_Exercise requirements_. Restate all of the entries verbatim.

_Exercise data_.
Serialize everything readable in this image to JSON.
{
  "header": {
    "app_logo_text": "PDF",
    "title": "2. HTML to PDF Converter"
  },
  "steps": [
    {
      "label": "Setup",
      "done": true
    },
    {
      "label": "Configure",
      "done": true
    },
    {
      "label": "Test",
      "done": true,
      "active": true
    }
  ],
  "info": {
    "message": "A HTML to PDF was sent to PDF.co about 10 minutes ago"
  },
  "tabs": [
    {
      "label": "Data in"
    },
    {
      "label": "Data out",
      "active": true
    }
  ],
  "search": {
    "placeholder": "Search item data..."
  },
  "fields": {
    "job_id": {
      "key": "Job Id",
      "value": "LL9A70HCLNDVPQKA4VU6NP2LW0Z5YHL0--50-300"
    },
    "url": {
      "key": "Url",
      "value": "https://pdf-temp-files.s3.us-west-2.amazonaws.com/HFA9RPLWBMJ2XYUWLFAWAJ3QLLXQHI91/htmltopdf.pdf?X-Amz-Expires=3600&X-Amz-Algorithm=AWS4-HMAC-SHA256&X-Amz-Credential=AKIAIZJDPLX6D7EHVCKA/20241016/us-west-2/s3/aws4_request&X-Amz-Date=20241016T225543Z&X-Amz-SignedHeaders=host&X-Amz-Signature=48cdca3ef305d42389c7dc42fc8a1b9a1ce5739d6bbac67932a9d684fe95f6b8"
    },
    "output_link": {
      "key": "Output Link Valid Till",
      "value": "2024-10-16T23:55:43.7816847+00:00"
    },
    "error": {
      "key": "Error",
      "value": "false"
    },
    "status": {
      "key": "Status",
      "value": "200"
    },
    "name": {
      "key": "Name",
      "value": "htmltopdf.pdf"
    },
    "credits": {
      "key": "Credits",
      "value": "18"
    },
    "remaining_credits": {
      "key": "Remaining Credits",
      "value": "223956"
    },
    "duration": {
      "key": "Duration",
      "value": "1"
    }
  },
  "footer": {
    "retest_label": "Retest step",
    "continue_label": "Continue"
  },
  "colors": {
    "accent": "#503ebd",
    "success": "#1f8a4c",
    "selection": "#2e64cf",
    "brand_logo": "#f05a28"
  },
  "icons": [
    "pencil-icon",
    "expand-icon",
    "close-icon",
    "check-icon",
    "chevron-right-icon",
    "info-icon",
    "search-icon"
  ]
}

_Your response_.
Serialize everything readable in this image to JSON.
{
  "header": {
    "app_logo_text": "PDF",
    "title": "2. HTML to PDF Converter"
  },
  "steps": [
    {
      "label": "Setup",
      "done": true
    },
    {
      "label": "Configure",
      "done": true
    },
    {
      "label": "Test",
      "done": true,
      "active": true
    }
  ],
  "info": {
    "message": "A HTML to PDF was sent to PDF.co about 10 minutes ago"
  },
  "tabs": [
    {
      "label": "Data in"
    },
    {
      "label": "Data out",
      "active": true
    }
  ],
  "search": {
    "placeholder": "Search item data..."
  },
  "fields": {
    "job_id": {
      "key": "Job Id",
      "value": "LL9A70HCLNDVPQKA4VU6NP2LW0Z5YHL0--50-300"
    },
    "url": {
      "key": "Url",
      "value": "https://pdf-temp-files.s3.us-west-2.amazonaws.com/HFA9RPLWBMJ2XYUWLFAWAJ3QLLXQHI91/htmltopdf.pdf?X-Amz-Expires=3600&X-Amz-Algorithm=AWS4-HMAC-SHA256&X-Amz-Credential=AKIAIZJDPLX6D7EHVCKA/20241016/us-west-2/s3/aws4_request&X-Amz-Date=20241016T225543Z&X-Amz-SignedHeaders=host&X-Amz-Signature=48cdca3ef305d42389c7dc42fc8a1b9a1ce5739d6bbac67932a9d684fe95f6b8"
    },
    "output_link": {
      "key": "Output Link Valid Till",
      "value": "2024-10-16T23:55:43.7816847+00:00"
    },
    "error": {
      "key": "Error",
      "value": "false"
    },
    "status": {
      "key": "Status",
      "value": "200"
    },
    "name": {
      "key": "Name",
      "value": "htmltopdf.pdf"
    },
    "credits": {
      "key": "Credits",
      "value": "18"
    },
    "remaining_credits": {
      "key": "Remaining Credits",
      "value": "223956"
    },
    "duration": {
      "key": "Duration",
      "value": "1"
    }
  },
  "footer": {
    "retest_label": "Retest step",
    "continue_label": "Continue"
  },
  "colors": {
    "accent": "#503ebd",
    "success": "#1f8a4c",
    "selection": "#2e64cf",
    "brand_logo": "#f05a28"
  },
  "icons": [
    "pencil-icon",
    "expand-icon",
    "close-icon",
    "check-icon",
    "chevron-right-icon",
    "info-icon",
    "search-icon"
  ]
}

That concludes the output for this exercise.